Your goal:
Lines with the word "content" in them must be copied from the records below.

(Provided entries)

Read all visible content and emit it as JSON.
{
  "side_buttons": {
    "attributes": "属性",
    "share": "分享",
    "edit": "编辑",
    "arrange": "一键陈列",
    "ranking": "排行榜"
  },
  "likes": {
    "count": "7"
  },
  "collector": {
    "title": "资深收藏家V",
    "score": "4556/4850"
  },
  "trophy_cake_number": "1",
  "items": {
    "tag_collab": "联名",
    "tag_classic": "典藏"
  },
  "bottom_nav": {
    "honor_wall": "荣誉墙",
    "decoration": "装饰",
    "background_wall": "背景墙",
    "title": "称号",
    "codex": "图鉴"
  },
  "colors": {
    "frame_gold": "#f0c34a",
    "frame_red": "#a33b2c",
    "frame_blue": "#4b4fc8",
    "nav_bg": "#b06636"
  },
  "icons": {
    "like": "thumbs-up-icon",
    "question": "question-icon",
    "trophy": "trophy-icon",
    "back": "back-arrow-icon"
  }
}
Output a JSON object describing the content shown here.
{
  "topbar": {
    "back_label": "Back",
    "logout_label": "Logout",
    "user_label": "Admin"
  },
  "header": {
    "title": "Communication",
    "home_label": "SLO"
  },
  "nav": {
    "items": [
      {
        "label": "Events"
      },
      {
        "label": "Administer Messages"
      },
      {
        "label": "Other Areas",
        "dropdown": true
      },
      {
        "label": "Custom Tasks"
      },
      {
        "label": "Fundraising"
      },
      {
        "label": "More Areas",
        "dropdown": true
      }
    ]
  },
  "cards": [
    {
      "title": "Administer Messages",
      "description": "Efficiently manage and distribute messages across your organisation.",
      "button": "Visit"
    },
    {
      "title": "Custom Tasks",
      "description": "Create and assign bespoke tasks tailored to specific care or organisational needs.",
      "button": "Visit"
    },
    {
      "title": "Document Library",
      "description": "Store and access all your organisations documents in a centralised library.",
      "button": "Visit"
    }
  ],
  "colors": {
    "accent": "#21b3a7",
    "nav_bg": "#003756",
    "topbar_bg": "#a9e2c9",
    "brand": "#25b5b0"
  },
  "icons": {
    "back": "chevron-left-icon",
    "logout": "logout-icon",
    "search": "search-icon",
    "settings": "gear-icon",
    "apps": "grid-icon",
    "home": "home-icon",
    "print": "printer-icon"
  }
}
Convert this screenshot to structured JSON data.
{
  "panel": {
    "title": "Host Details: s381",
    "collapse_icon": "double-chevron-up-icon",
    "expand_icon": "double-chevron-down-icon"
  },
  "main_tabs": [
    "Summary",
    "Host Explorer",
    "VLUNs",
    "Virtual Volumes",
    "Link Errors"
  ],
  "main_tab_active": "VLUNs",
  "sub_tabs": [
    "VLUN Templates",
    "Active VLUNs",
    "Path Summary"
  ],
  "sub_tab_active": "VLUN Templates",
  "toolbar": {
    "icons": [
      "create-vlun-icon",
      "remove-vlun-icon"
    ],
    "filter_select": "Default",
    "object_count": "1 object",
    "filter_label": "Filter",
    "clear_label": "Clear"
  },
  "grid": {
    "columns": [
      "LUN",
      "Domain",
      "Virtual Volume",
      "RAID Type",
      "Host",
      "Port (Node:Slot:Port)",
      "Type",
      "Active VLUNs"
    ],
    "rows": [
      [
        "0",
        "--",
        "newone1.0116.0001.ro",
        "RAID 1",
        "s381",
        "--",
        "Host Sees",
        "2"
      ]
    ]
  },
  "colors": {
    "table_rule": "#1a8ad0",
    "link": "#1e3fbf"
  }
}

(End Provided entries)

Exercise answer:
Read all visible content and emit it as JSON.
Output a JSON object describing the content shown here.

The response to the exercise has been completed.